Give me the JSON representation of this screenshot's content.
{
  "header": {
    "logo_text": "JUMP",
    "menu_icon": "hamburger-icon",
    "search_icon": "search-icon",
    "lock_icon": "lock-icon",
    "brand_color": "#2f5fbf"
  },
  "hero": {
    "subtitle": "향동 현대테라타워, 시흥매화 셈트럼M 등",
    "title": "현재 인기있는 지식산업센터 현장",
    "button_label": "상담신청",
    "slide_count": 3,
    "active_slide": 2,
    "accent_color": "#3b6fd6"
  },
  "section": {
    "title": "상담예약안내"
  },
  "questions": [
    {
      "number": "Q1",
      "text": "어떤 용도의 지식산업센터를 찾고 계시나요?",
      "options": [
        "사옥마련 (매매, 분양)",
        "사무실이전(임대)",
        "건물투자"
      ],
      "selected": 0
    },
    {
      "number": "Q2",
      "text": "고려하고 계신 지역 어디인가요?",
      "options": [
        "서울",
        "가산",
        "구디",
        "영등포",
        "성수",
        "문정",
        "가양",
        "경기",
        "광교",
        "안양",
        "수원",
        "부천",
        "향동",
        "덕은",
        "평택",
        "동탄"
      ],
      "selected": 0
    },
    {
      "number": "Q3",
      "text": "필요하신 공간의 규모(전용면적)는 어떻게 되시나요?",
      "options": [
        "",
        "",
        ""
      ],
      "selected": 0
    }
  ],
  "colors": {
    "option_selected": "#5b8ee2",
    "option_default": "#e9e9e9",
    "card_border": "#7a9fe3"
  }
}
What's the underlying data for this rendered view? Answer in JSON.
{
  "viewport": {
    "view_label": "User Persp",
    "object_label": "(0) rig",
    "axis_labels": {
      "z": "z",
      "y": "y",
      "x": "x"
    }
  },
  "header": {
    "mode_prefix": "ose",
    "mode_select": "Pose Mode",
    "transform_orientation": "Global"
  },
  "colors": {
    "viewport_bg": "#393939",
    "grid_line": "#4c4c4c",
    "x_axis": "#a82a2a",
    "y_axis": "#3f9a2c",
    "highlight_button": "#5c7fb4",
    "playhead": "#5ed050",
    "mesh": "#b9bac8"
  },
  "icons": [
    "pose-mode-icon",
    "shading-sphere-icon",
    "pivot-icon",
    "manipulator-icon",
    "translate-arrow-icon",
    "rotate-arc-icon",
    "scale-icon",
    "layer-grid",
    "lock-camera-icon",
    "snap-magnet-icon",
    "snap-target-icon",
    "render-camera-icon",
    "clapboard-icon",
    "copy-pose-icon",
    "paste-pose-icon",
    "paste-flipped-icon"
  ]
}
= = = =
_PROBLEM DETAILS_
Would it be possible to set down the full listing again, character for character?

_RESPONSE AREA_
Give me the JSON representation of this screenshot's content.
{
  "header": {
    "logo_text": "JUMP",
    "menu_icon": "hamburger-icon",
    "search_icon": "search-icon",
    "lock_icon": "lock-icon",
    "brand_color": "#2f5fbf"
  },
  "hero": {
    "subtitle": "향동 현대테라타워, 시흥매화 셈트럼M 등",
    "title": "현재 인기있는 지식산업센터 현장",
    "button_label": "상담신청",
    "slide_count": 3,
    "active_slide": 2,
    "accent_color": "#3b6fd6"
  },
  "section": {
    "title": "상담예약안내"
  },
  "questions": [
    {
      "number": "Q1",
      "text": "어떤 용도의 지식산업센터를 찾고 계시나요?",
      "options": [
        "사옥마련 (매매, 분양)",
        "사무실이전(임대)",
        "건물투자"
      ],
      "selected": 0
    },
    {
      "number": "Q2",
      "text": "고려하고 계신 지역 어디인가요?",
      "options": [
        "서울",
        "가산",
        "구디",
        "영등포",
        "성수",
        "문정",
        "가양",
        "경기",
        "광교",
        "안양",
        "수원",
        "부천",
        "향동",
        "덕은",
        "평택",
        "동탄"
      ],
      "selected": 0
    },
    {
      "number": "Q3",
      "text": "필요하신 공간의 규모(전용면적)는 어떻게 되시나요?",
      "options": [
        "",
        "",
        ""
      ],
      "selected": 0
    }
  ],
  "colors": {
    "option_selected": "#5b8ee2",
    "option_default": "#e9e9e9",
    "card_border": "#7a9fe3"
  }
}
What's the underlying data for this rendered view? Answer in JSON.
{
  "viewport": {
    "view_label": "User Persp",
    "object_label": "(0) rig",
    "axis_labels": {
      "z": "z",
      "y": "y",
      "x": "x"
    }
  },
  "header": {
    "mode_prefix": "ose",
    "mode_select": "Pose Mode",
    "transform_orientation": "Global"
  },
  "colors": {
    "viewport_bg": "#393939",
    "grid_line": "#4c4c4c",
    "x_axis": "#a82a2a",
    "y_axis": "#3f9a2c",
    "highlight_button": "#5c7fb4",
    "playhead": "#5ed050",
    "mesh": "#b9bac8"
  },
  "icons": [
    "pose-mode-icon",
    "shading-sphere-icon",
    "pivot-icon",
    "manipulator-icon",
    "translate-arrow-icon",
    "rotate-arc-icon",
    "scale-icon",
    "layer-grid",
    "lock-camera-icon",
    "snap-magnet-icon",
    "snap-target-icon",
    "render-camera-icon",
    "clapboard-icon",
    "copy-pose-icon",
    "paste-pose-icon",
    "paste-flipped-icon"
  ]
}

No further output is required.